Exercise instructions: Using the entries that follow, give the number of lines containing the string "selected". Write nothing besides that number.
########################################
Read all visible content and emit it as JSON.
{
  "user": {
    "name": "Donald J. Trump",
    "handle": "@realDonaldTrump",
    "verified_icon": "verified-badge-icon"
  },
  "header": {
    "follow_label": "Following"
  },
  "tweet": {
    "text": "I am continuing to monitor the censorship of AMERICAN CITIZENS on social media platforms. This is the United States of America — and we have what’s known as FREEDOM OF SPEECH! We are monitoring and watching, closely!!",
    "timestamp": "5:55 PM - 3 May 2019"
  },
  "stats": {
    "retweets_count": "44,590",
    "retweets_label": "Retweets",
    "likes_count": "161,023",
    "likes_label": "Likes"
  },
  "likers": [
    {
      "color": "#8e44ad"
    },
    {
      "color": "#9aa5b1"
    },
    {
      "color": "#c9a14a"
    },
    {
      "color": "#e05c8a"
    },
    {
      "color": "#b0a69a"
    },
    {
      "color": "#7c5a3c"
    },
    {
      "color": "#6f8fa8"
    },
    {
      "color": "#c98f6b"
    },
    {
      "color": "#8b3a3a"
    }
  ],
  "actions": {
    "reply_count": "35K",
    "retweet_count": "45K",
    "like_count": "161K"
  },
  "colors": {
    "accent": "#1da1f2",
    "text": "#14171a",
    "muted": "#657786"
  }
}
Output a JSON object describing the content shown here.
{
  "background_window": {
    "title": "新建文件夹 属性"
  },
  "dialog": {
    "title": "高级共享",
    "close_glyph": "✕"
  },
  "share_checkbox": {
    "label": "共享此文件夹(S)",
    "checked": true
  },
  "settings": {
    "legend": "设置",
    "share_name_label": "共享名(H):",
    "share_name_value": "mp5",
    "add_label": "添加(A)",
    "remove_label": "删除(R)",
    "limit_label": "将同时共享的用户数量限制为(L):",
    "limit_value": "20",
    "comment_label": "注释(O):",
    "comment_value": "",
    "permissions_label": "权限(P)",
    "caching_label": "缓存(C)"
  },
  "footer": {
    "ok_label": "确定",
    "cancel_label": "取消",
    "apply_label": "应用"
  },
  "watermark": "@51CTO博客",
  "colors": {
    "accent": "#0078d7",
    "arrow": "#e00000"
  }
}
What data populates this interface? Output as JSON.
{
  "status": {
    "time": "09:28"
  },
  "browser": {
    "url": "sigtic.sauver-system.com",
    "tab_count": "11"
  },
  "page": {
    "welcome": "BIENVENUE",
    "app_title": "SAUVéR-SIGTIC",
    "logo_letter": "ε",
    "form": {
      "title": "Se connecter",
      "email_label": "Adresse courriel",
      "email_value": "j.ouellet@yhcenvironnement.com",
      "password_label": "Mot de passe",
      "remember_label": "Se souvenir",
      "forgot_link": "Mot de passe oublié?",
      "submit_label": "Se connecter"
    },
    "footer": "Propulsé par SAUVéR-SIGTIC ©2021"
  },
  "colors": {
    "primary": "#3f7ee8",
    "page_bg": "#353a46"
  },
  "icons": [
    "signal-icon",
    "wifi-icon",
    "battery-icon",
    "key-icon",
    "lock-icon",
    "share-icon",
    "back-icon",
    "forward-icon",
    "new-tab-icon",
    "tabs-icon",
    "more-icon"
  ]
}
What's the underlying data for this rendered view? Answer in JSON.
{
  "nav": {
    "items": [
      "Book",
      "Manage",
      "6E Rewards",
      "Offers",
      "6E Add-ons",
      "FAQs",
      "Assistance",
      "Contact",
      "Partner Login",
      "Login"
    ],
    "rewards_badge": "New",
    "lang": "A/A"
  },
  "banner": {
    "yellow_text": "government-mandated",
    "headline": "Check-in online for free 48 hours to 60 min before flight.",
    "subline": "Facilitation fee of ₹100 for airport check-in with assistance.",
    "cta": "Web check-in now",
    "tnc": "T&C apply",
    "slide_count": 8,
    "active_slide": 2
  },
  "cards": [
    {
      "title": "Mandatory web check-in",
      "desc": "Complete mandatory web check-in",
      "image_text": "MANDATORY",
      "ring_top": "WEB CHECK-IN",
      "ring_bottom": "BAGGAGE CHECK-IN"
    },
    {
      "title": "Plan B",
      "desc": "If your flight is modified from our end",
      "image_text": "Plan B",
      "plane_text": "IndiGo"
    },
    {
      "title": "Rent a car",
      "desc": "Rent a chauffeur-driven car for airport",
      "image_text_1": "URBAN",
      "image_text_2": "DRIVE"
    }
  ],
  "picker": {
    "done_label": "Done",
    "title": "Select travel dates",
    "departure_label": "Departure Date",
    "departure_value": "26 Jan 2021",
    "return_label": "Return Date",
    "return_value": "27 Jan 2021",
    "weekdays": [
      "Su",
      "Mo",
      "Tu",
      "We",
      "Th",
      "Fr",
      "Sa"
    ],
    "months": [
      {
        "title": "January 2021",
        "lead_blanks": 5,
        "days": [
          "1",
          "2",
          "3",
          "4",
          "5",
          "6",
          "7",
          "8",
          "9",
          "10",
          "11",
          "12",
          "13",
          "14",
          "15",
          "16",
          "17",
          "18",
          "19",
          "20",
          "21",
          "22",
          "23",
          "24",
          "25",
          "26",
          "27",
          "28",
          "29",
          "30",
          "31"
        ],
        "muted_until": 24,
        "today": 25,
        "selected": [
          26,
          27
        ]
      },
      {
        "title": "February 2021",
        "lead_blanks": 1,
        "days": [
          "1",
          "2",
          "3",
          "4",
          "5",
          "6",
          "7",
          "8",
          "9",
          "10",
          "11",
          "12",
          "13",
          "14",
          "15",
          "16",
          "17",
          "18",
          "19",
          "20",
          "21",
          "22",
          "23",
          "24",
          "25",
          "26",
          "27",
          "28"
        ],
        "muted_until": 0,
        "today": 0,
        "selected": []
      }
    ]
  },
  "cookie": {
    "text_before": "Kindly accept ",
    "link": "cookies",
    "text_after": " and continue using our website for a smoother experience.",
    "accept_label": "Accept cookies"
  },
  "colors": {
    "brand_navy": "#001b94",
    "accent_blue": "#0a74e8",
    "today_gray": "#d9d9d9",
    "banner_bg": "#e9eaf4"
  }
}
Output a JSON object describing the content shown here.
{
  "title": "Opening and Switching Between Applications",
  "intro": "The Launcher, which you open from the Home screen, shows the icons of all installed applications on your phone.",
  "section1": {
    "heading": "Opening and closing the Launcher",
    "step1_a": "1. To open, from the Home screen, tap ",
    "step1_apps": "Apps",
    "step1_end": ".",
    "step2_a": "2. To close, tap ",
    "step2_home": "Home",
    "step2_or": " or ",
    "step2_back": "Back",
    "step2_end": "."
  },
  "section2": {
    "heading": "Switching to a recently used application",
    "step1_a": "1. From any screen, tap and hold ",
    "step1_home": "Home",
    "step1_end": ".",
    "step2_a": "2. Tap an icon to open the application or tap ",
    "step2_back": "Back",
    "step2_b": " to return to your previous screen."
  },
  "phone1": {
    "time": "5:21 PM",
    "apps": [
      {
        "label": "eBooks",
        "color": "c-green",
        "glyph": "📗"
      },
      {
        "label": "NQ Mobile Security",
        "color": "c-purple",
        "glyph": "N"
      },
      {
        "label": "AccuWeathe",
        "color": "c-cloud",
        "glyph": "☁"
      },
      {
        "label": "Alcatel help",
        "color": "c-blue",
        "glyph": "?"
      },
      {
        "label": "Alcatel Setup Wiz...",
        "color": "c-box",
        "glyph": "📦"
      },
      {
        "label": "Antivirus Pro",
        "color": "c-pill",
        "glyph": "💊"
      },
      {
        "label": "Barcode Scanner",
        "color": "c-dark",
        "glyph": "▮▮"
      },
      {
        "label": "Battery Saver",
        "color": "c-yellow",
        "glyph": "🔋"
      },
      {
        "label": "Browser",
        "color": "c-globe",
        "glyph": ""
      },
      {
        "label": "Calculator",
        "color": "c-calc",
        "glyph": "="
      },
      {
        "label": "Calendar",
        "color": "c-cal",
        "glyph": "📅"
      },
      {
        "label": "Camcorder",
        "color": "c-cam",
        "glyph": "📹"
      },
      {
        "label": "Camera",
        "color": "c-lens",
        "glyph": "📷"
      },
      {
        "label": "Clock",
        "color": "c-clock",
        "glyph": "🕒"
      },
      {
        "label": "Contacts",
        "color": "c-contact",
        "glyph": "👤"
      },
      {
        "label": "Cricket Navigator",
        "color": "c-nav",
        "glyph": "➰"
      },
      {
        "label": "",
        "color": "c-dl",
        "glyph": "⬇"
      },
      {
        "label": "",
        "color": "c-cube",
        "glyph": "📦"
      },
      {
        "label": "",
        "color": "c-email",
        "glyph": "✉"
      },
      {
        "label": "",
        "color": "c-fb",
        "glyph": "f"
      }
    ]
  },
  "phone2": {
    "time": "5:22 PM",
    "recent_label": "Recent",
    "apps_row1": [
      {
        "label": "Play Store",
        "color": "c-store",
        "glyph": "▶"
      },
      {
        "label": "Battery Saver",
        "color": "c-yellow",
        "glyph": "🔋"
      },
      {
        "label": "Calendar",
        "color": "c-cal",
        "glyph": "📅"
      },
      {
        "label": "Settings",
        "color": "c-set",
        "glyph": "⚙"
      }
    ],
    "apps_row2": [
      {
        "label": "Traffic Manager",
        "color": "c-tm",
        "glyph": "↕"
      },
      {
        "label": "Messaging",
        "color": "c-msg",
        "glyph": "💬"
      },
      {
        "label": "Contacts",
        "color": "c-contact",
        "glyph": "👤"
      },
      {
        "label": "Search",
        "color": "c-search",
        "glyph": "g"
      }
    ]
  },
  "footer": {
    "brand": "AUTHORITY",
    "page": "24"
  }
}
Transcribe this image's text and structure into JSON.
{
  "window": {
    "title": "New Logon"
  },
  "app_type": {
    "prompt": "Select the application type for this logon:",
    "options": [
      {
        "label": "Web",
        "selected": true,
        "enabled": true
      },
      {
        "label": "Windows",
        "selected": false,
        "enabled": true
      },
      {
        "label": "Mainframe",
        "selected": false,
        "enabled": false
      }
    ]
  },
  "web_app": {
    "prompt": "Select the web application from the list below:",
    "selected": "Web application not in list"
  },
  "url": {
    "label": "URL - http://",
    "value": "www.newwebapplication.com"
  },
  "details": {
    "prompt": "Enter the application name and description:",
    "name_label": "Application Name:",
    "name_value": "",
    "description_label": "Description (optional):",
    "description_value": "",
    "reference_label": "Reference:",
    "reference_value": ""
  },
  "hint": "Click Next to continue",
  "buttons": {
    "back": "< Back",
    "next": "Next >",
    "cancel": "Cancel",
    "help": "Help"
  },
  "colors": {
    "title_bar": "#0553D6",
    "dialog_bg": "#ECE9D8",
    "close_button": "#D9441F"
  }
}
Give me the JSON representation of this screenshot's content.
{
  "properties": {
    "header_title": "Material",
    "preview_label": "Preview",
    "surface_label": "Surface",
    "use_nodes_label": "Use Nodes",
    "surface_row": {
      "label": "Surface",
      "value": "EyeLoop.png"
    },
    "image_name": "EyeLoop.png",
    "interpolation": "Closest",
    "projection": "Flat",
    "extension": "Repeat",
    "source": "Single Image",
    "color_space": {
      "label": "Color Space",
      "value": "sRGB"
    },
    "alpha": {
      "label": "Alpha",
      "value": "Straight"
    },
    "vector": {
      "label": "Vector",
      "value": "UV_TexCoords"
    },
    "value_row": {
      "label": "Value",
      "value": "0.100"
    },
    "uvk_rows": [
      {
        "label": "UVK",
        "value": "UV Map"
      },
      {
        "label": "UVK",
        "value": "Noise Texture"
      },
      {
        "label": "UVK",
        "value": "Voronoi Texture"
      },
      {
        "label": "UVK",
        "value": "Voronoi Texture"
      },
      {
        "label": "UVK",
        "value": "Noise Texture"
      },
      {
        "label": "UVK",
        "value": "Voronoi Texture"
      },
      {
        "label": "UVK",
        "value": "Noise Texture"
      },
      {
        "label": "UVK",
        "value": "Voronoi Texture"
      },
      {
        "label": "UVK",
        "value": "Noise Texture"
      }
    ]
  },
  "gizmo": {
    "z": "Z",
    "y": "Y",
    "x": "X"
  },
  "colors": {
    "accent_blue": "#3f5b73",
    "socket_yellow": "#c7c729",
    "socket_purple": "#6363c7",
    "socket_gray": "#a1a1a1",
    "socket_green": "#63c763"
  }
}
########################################
Expected answer: 6